Ross identified the key ingredients of a successful chat show: A-list guests, good subject matter and an excellent interviewer. A BBC source says: "Jonathan works because he sounds as if he is chatting with friends. He is tremendously well connected. Viewers think they are getting privileged access to a really juicy, private conversation."

Ross avoided saying that, in McCall's case, the "wrong person" may be Davina herself. Universally described as "bubbly", she has no track record as an interviewer. Shortly before her show was launched, she outlined her intended technique: "I'll probably touch people more than Parky does, lean forward more, especially if they're handsome men! I'll say, 'George', as I touch George Clooney's knee, 'tell me about your new film'." Her mention of Parkinson is revealing.

Parky is the reigning king of chat. But sceptics say his reputation owes more to his original BBC show than to recent shows. After vast success between 1971 and 1982 he was absent until 1995. Then, following a late-night series in which he introduced highlights from his original shows, Parkinson was relaunched in its original format in January 1998. It was a hit and explains the BBC's hunger for a replacement when scheduling concerns prompted Parky to defect to ITV.

Commissioners say the mainstream chat show has been in decline since 1992. Ten years ago, when the BBC relaunched his career with Pick of Parky, Parkinson spoke about the limitations of the genre. "It's an act between two consenting adults in public. Now, within that, you can develop a professional relationship, which is all it is. You can get close, but not closer. You're not carrying out a postmortem on somebody."

The worry now is that viewers get so much intimate access on shows such as Big Brother that simple interview formats look dated. Davina McCall's supporters say she is a victim of that perception. One says: "Big Brother has made cruelty on television acceptable. Against that it is hard for straight chat to thrive."

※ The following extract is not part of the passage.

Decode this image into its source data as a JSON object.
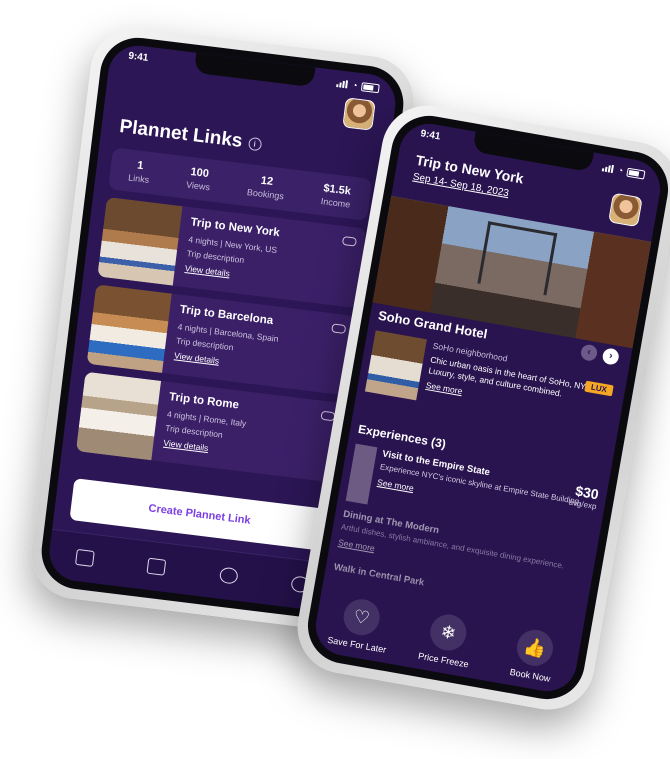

A McCall supporter says: "Parkinson is not delivering what he used to and Jonathan Ross only got 3.1 million last week. We are not happy with the non-delivery of guests or with the slot, but you don't get success overnight." That might sound like brave corporate-speak in defence of a show that is dead in the water, but there's good reason to think Davina, the show, is not doomed after all, whatever chat show trends may suggest.

Davina's following is predominantly among those aged 16 to 35. They know she's a catch, and that she's in big demand by other TV companies. To throw in the towel now would be to waste a precious asset. Her Wednesday night slot has not worked - but watch this space. Her contract will be discussed in July. Davina is likely to pick up more viewers later in the evening - when her fans get home from the pub.